*** MATERIAL TO PROCESS ***

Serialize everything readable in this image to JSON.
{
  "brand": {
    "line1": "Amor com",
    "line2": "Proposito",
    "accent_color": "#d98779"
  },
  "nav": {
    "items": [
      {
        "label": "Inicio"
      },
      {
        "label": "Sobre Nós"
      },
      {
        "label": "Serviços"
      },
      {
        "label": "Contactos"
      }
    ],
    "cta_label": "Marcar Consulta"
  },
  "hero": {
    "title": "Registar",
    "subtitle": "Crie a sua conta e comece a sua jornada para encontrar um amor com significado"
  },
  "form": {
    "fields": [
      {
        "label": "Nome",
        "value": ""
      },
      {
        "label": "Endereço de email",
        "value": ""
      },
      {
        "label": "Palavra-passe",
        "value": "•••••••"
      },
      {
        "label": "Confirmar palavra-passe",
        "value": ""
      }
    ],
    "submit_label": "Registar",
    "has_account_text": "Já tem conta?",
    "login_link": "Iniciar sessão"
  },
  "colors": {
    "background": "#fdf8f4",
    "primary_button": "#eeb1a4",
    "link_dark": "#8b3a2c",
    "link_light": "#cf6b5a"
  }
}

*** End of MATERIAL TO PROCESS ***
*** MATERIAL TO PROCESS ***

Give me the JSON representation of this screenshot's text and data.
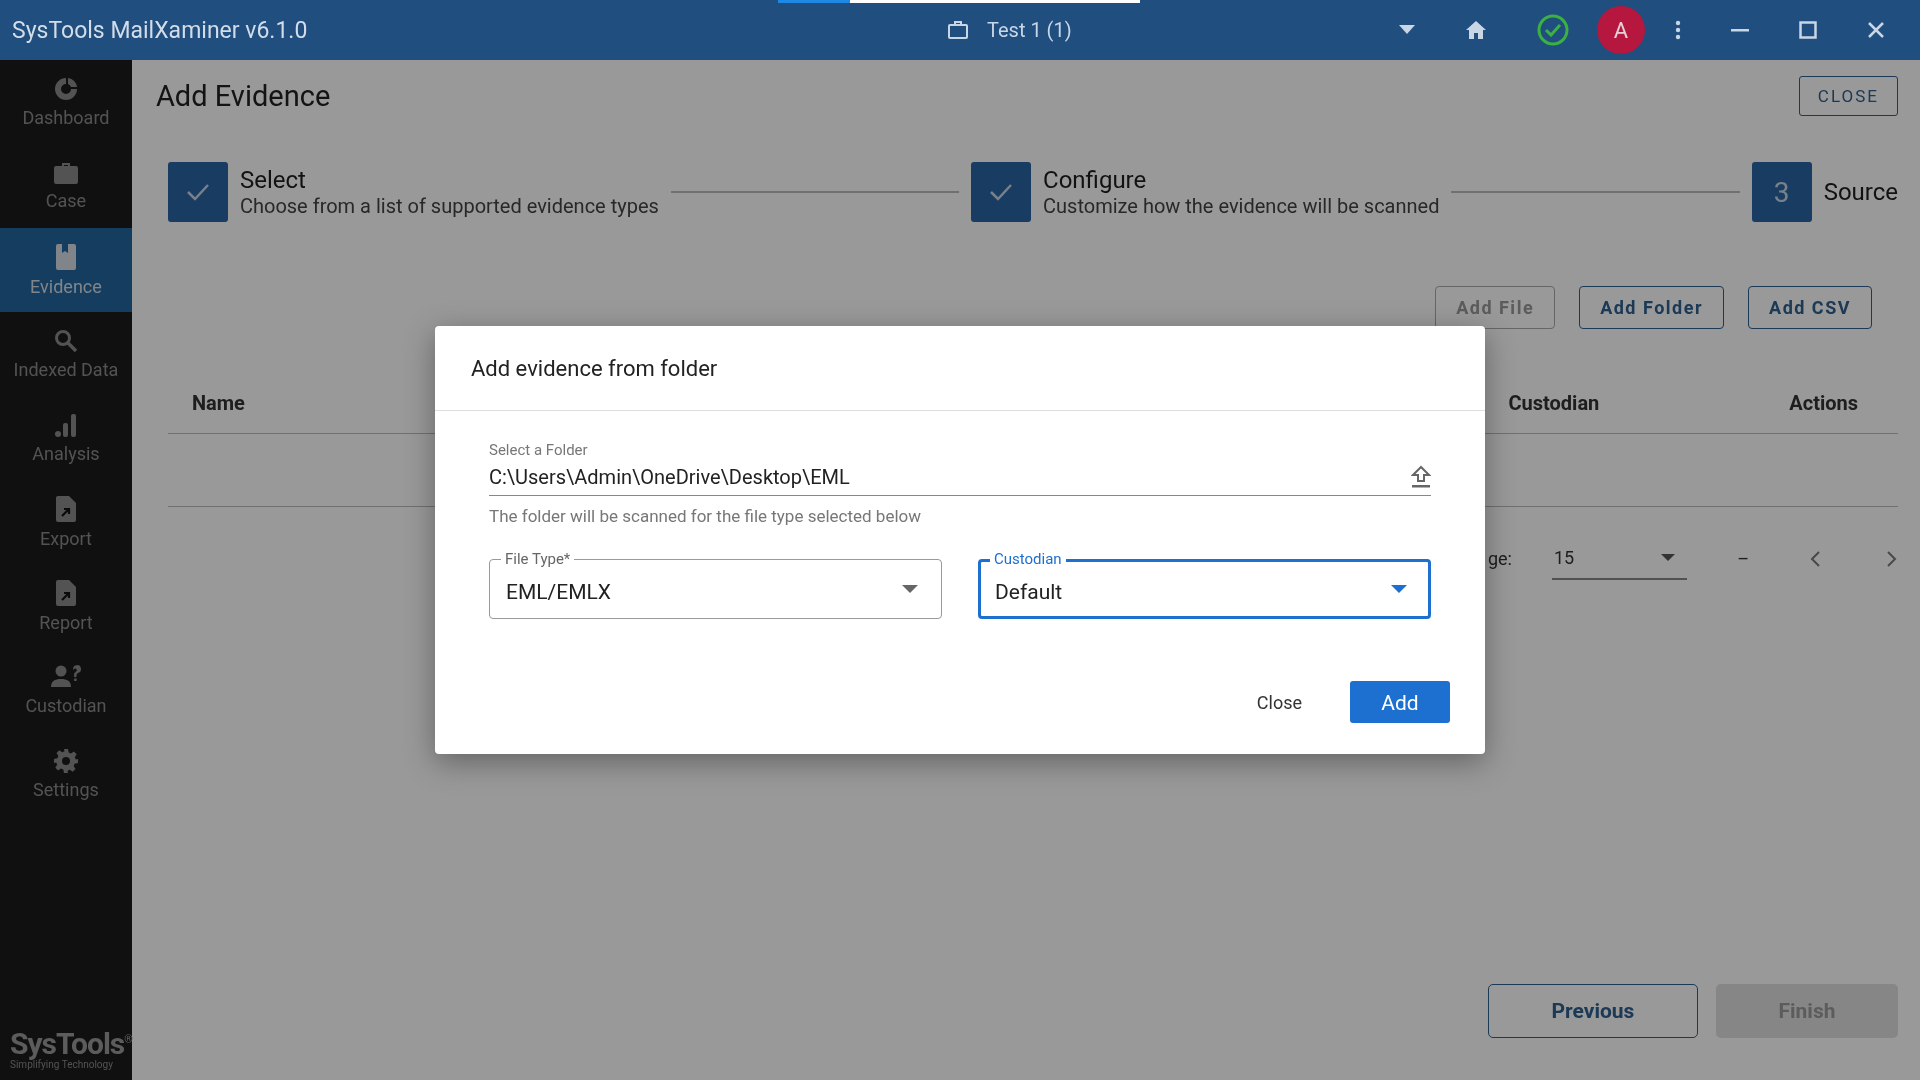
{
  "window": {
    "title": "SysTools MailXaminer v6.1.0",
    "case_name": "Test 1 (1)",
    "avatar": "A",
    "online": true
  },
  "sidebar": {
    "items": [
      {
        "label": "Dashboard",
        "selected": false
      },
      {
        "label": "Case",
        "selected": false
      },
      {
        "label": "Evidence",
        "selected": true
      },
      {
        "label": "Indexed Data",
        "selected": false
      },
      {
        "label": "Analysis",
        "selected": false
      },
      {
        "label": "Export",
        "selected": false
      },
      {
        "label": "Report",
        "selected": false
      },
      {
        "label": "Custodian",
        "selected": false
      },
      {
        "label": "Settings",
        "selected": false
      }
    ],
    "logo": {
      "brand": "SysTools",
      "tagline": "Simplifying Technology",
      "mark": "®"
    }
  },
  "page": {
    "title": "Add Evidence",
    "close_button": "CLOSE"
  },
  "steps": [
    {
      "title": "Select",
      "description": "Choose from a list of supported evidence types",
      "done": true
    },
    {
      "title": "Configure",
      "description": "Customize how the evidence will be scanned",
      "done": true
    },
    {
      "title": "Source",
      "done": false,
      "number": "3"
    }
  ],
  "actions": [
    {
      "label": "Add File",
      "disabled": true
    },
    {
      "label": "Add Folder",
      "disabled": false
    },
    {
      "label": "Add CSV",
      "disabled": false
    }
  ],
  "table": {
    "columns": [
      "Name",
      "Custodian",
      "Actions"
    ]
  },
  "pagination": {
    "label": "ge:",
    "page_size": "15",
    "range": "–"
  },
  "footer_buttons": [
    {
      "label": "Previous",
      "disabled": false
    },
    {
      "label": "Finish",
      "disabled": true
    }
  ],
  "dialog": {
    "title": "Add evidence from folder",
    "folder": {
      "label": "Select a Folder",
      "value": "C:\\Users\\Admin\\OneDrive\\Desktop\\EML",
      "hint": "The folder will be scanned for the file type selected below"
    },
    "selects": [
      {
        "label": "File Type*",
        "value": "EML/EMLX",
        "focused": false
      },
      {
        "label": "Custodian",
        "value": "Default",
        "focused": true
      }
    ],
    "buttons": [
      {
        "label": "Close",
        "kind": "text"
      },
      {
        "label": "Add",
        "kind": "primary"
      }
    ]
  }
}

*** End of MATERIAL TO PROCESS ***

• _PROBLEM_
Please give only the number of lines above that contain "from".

• _EXERCISE OUTPUT_
2